David Goldstein - Abuse in gTLDs More Likely With Laxer Eligibility Rules and Lower Prices


    Abuse in the domain name system is a serious topic. Examples of abuse include spam, phishing, and malware distribution. To examine the issues of abuse in generic top level domains, both legacy and new, ICANN commissioned a study to compare the rates of these activities, as well as employing inferential statistical analysis to measure the effects of Domain Name System Security Extensions (DNSSEC), domain parking and registration restrictions on abuse rates using historical data covering the first three full years of the New gTLD Program from 2014 to 2016.

    The report, Statistical Analysis of DNS Abuse in gTLDs, made a number of key findings which were:

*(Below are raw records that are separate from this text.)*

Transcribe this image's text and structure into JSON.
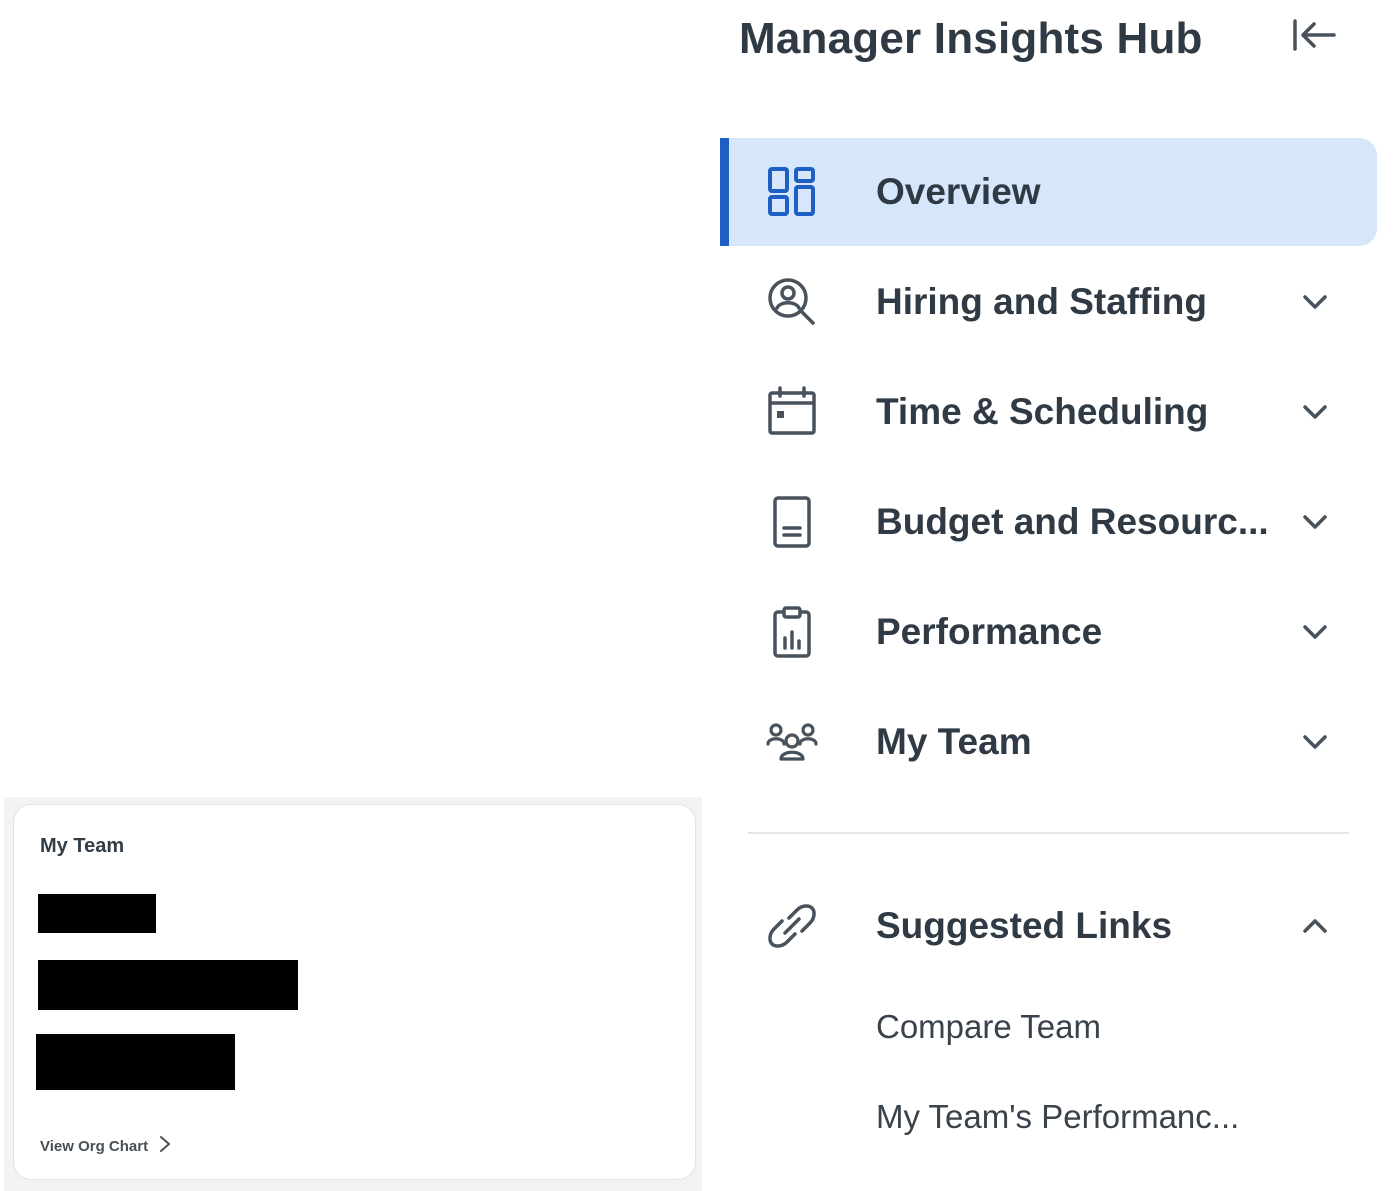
{
  "colors": {
    "accent": "#1e5fc4",
    "active_bg": "#d6e6fb",
    "text": "#2f3a45",
    "icon_blue": "#1e5fc4",
    "icon_gray": "#48525c"
  },
  "team_card": {
    "title": "My Team",
    "redacted_rows": 3,
    "view_org_chart_label": "View Org Chart",
    "view_org_chart_icon": "chevron-right-icon"
  },
  "nav": {
    "title": "Manager Insights Hub",
    "collapse_icon": "collapse-left-icon",
    "items": [
      {
        "label": "Overview",
        "icon": "dashboard-icon",
        "active": true,
        "expandable": false
      },
      {
        "label": "Hiring and Staffing",
        "icon": "person-search-icon",
        "active": false,
        "expandable": true,
        "expanded": false
      },
      {
        "label": "Time & Scheduling",
        "icon": "calendar-icon",
        "active": false,
        "expandable": true,
        "expanded": false
      },
      {
        "label": "Budget and Resourc...",
        "icon": "document-icon",
        "active": false,
        "expandable": true,
        "expanded": false
      },
      {
        "label": "Performance",
        "icon": "clipboard-chart-icon",
        "active": false,
        "expandable": true,
        "expanded": false
      },
      {
        "label": "My Team",
        "icon": "team-icon",
        "active": false,
        "expandable": true,
        "expanded": false
      }
    ],
    "suggested_links": {
      "label": "Suggested Links",
      "icon": "link-icon",
      "expanded": true,
      "links": [
        {
          "label": "Compare Team"
        },
        {
          "label": "My Team's Performanc..."
        }
      ]
    }
  }
}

    • the amount of "compromised" (i.e. "hacked") domains appear higher in legacy gTLDs
    • the amount of "maliciously registered" (i.e. domains registered for malicious purposes) appear higher in new gTLDs
    • registration restrictions appear to have an impact on reduced abuse rates with the more open new gTLDs having higher abuse counts
    • abuse counts—or absolute number of abused domains—show relatively constant and higher levels of abuse in legacy gTLDs and an upward trend of abuse in new gTLDs
    • with some exceptions and spikes, rates of phishing and malware domains in new gTLDs, which are based on an "abused domains per 10,000" ratio, tend to be lower than in legacy gTLDs. Phishing and malware trends in new and legacy gTLDs appear to be converging to similar levels by the end of 2016
    • privacy and proxy service-associated domains do not appear to correlate with abnormally high levels of abuse.

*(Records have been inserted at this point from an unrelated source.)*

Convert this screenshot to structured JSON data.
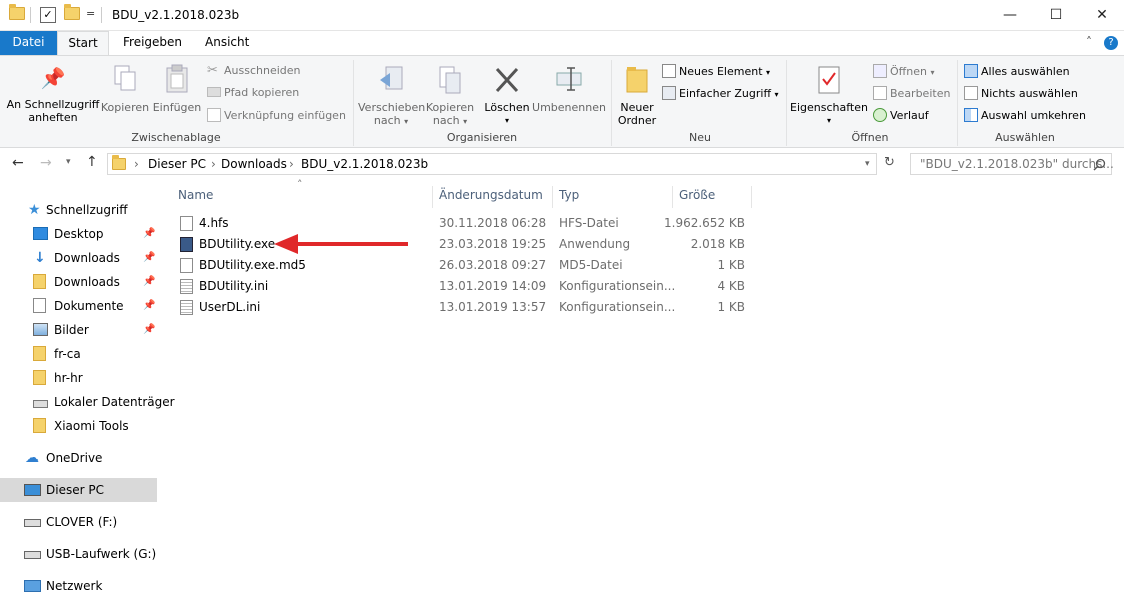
{
  "window": {
    "title": "BDU_v2.1.2018.023b",
    "minimize": "—",
    "maximize": "☐",
    "close": "✕",
    "qat_dropdown": "=",
    "help": "?"
  },
  "tabs": [
    "Datei",
    "Start",
    "Freigeben",
    "Ansicht"
  ],
  "ribbon": {
    "clipboard": {
      "pin_line1": "An Schnellzugriff",
      "pin_line2": "anheften",
      "copy": "Kopieren",
      "paste": "Einfügen",
      "cut": "Ausschneiden",
      "copy_path": "Pfad kopieren",
      "paste_shortcut": "Verknüpfung einfügen",
      "label": "Zwischenablage"
    },
    "organize": {
      "move_line1": "Verschieben",
      "move_line2": "nach",
      "copyto_line1": "Kopieren",
      "copyto_line2": "nach",
      "delete": "Löschen",
      "rename": "Umbenennen",
      "label": "Organisieren"
    },
    "new": {
      "folder_line1": "Neuer",
      "folder_line2": "Ordner",
      "new_item": "Neues Element",
      "easy_access": "Einfacher Zugriff",
      "label": "Neu"
    },
    "open": {
      "properties": "Eigenschaften",
      "open": "Öffnen",
      "edit": "Bearbeiten",
      "history": "Verlauf",
      "label": "Öffnen"
    },
    "select": {
      "select_all": "Alles auswählen",
      "select_none": "Nichts auswählen",
      "invert": "Auswahl umkehren",
      "label": "Auswählen"
    }
  },
  "address": {
    "crumbs": [
      "Dieser PC",
      "Downloads",
      "BDU_v2.1.2018.023b"
    ],
    "search_placeholder": "\"BDU_v2.1.2018.023b\" durchs..."
  },
  "sidebar": {
    "quick_access": "Schnellzugriff",
    "items": [
      "Desktop",
      "Downloads",
      "Downloads",
      "Dokumente",
      "Bilder",
      "fr-ca",
      "hr-hr",
      "Lokaler Datenträger",
      "Xiaomi Tools"
    ],
    "onedrive": "OneDrive",
    "this_pc": "Dieser PC",
    "clover": "CLOVER (F:)",
    "usb": "USB-Laufwerk (G:)",
    "network": "Netzwerk"
  },
  "columns": {
    "name": "Name",
    "date": "Änderungsdatum",
    "type": "Typ",
    "size": "Größe"
  },
  "files": [
    {
      "name": "4.hfs",
      "date": "30.11.2018 06:28",
      "type": "HFS-Datei",
      "size": "1.962.652 KB"
    },
    {
      "name": "BDUtility.exe",
      "date": "23.03.2018 19:25",
      "type": "Anwendung",
      "size": "2.018 KB"
    },
    {
      "name": "BDUtility.exe.md5",
      "date": "26.03.2018 09:27",
      "type": "MD5-Datei",
      "size": "1 KB"
    },
    {
      "name": "BDUtility.ini",
      "date": "13.01.2019 14:09",
      "type": "Konfigurationsein...",
      "size": "4 KB"
    },
    {
      "name": "UserDL.ini",
      "date": "13.01.2019 13:57",
      "type": "Konfigurationsein...",
      "size": "1 KB"
    }
  ],
  "colors": {
    "accent": "#1979ca",
    "arrow": "#e0282a",
    "ribbon_bg": "#f5f6f7"
  }
}
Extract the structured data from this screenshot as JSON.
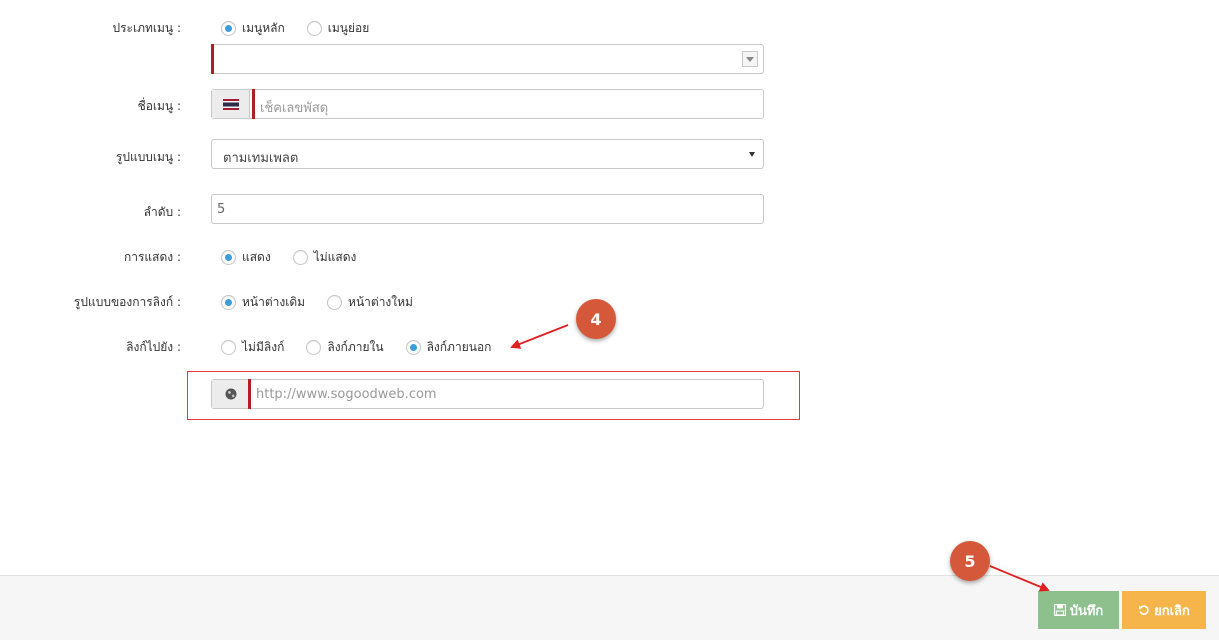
{
  "form": {
    "menu_type": {
      "label": "ประเภทเมนู :",
      "options": [
        {
          "label": "เมนูหลัก",
          "checked": true
        },
        {
          "label": "เมนูย่อย",
          "checked": false
        }
      ],
      "parent_select_value": ""
    },
    "menu_name": {
      "label": "ชื่อเมนู :",
      "placeholder": "เช็คเลขพัสดุ",
      "flag_icon": "thai-flag-icon"
    },
    "menu_format": {
      "label": "รูปแบบเมนู :",
      "selected": "ตามเทมเพลต"
    },
    "order": {
      "label": "ลำดับ :",
      "value": "5"
    },
    "display": {
      "label": "การแสดง :",
      "options": [
        {
          "label": "แสดง",
          "checked": true
        },
        {
          "label": "ไม่แสดง",
          "checked": false
        }
      ]
    },
    "link_format": {
      "label": "รูปแบบของการลิงก์ :",
      "options": [
        {
          "label": "หน้าต่างเดิม",
          "checked": true
        },
        {
          "label": "หน้าต่างใหม่",
          "checked": false
        }
      ]
    },
    "link_to": {
      "label": "ลิงก์ไปยัง :",
      "options": [
        {
          "label": "ไม่มีลิงก์",
          "checked": false
        },
        {
          "label": "ลิงก์ภายใน",
          "checked": false
        },
        {
          "label": "ลิงก์ภายนอก",
          "checked": true
        }
      ]
    },
    "url": {
      "placeholder": "http://www.sogoodweb.com",
      "icon": "globe-icon"
    }
  },
  "footer": {
    "save_label": "บันทึก",
    "cancel_label": "ยกเลิก",
    "save_icon": "floppy-icon",
    "cancel_icon": "undo-icon"
  },
  "annotations": {
    "step4": "4",
    "step5": "5"
  },
  "colors": {
    "radio_checked": "#3c9dd9",
    "required_bar": "#b11f24",
    "save_button": "#8dc08d",
    "cancel_button": "#f6b54b",
    "badge": "#d6583a",
    "annotation_arrow": "#e02020"
  }
}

    The problem of abuse is not occurring in all of the new gTLDs. When looking at the problems among these new gTLDs, the report found that around a third available for public registration did not experience a single spam incident in the last quarter of 2016. But of those experiencing spam, Spamhaus blacklisted at least 10% of all registered domains in as many as 15 new gTLDs at the end of 2016.

    The report found higher concentrations of compromised domains in legacy gTLDs, however miscreants frequently choose to maliciously register domain names using one of the new gTLDs. The registry operators of the most abused new gTLDs compete on price. The report found that the retail registration prices of these were occasionally below US$1 or even $0.50, which was lower than the registration fee for .com domains. The report was uncertain though if pricing is the only factor driving high concentrations of maliciously registered domains.
    In their conclusion, the report suggests “that some new gTLDs have become a growing target for malicious actors. Competitive domain registration prices, unrestrictive registration practices, a variety of other registration options such as available payment methods, free services such as DNS or WHOIS privacy, and finally the increased availability of domain names decrease barriers to abuse and may make some new gTLDs targets for cybercriminals.”